Three of the chapels in ambulatory were distinguished by size, five-sided, on the plan of the “cross”. Originally these chapels were two-level, passing in the upper part to the five-sided towers that gave splendor to the eastern part of the church. The rooms on the floors of these chapels-towers opened inside the choir with pointed arcades. They were important for the functioning of the cathedral, for they included the college, the chapter house and the room for the preparation of the liturgy. On the floors were the chapels and the bishop’s room.

Current state

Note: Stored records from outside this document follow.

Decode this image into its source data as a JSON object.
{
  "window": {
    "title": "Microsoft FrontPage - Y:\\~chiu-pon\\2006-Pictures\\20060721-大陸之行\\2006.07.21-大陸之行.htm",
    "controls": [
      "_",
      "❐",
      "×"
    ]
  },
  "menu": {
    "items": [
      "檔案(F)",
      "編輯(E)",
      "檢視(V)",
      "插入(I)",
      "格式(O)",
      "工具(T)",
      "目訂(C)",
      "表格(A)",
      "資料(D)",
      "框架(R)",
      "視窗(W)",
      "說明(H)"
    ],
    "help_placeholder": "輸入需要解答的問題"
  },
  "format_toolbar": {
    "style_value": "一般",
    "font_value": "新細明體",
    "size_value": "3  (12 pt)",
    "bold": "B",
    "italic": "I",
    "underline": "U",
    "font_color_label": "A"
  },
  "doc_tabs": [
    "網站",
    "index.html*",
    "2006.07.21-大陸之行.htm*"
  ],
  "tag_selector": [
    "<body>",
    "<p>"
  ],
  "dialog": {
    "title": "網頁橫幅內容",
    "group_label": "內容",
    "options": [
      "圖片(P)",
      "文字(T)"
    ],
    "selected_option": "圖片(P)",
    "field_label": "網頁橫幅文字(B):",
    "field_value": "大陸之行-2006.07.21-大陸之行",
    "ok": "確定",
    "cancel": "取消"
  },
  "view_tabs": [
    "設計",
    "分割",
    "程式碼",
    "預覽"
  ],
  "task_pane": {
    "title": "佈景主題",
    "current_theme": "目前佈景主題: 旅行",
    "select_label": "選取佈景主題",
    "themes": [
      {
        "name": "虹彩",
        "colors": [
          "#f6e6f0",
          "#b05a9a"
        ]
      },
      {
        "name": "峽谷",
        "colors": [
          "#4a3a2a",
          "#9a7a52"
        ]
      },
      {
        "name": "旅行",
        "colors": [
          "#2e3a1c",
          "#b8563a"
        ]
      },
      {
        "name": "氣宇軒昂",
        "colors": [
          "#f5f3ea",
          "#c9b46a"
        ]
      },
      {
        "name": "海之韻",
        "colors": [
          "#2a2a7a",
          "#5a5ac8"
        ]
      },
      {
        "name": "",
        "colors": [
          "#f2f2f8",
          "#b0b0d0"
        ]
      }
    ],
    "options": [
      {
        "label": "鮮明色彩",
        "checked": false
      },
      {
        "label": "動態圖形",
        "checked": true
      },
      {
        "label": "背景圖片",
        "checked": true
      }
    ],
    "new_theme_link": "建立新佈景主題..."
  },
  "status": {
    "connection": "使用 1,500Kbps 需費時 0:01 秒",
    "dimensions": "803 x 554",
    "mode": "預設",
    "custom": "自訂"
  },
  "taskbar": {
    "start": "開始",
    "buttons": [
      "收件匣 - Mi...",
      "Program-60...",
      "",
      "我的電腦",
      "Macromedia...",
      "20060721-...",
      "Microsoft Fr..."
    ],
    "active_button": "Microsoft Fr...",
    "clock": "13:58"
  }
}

   Basilica of St. Peter and Paul in Poznań is one of the oldest Polish churches and the oldest Polish cathedral. It is also the place of coronation and burial of the first rulers of Poland, and also the supposed place of baptism of Mieszko I. Its present appearance dates back to the period of reconstruction after the destruction of World War II, in which unfortunately, mistakes and free interpretations were not upheld (vaults, altitudes of choir and nave, lack of interiors of three main chapels).
In the northern tower there is an entrance to the underground, where in the archaeological museum you can see fragments of the preromanesque and romanesque cathedral, as well as the relics of the tombs, probably the first rulers of Poland. There is also a baptismal font or a bowl serving of lime, from the tenth century. Preserved equipment includes, among others, five gothic and renaissance bronze gravestones from the 14th and 15th centuries from the Nuremberg workshop, the tombstone of Benedict Izdbieński, and the magnificent renaissance tombstone of the Górka family dating back to 1574.

show this monument on map

return to alphabetical index

Kowalski Z., Gotyk wielkopolski. Architektura sakralna XIII-XVI wieku, Poznań 2010.
Świechowski Z., Sztuka romańska w Polsce, Warszawa 1990.

Walczak M., Kościoły gotyckie w Polsce, Kraków 2015.
Website poznan.pl, Bazylika Archikatedralna św. Apostołów Piotra i Pawła.